# [MATERIAL FOR THE TASK]
-=-=-
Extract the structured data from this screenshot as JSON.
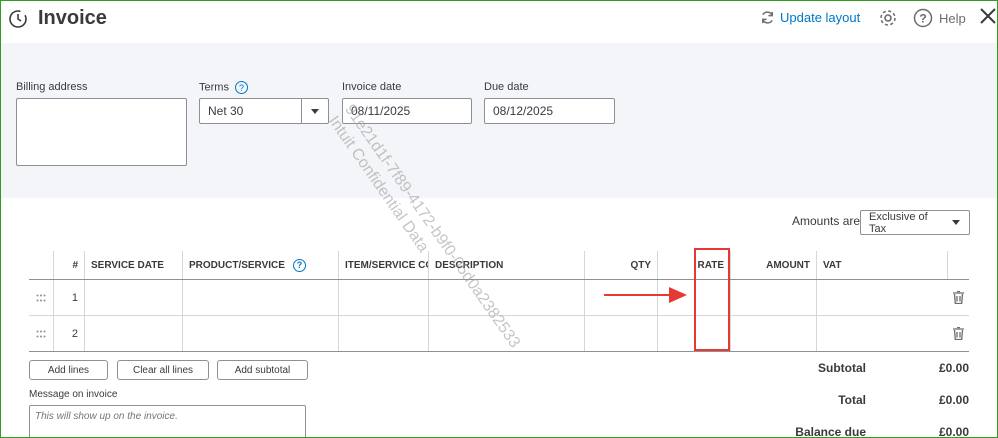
{
  "header": {
    "title": "Invoice",
    "update_layout": "Update layout",
    "help": "Help"
  },
  "form": {
    "billing_address_label": "Billing address",
    "billing_address_value": "",
    "terms_label": "Terms",
    "terms_value": "Net 30",
    "invoice_date_label": "Invoice date",
    "invoice_date_value": "08/11/2025",
    "due_date_label": "Due date",
    "due_date_value": "08/12/2025"
  },
  "amounts": {
    "label": "Amounts are",
    "value": "Exclusive of Tax"
  },
  "table": {
    "columns": [
      "#",
      "SERVICE DATE",
      "PRODUCT/SERVICE",
      "ITEM/SERVICE CO",
      "DESCRIPTION",
      "QTY",
      "RATE",
      "AMOUNT",
      "VAT"
    ],
    "rows": [
      {
        "num": "1"
      },
      {
        "num": "2"
      }
    ]
  },
  "buttons": {
    "add_lines": "Add lines",
    "clear_all_lines": "Clear all lines",
    "add_subtotal": "Add subtotal"
  },
  "message": {
    "label": "Message on invoice",
    "placeholder": "This will show up on the invoice."
  },
  "totals": {
    "subtotal_label": "Subtotal",
    "subtotal_value": "£0.00",
    "total_label": "Total",
    "total_value": "£0.00",
    "balance_label": "Balance due",
    "balance_value": "£0.00"
  },
  "watermark": {
    "line1": "91e21d1f-7f89-4172-b9f0-05d0a2382533",
    "line2": "Intuit Confidential Data"
  },
  "colors": {
    "accent": "#0077c5",
    "highlight": "#e53935",
    "frame": "#2ca01c"
  }
}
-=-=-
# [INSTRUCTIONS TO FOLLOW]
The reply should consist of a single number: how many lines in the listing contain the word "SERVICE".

# [TASK RESULT]
3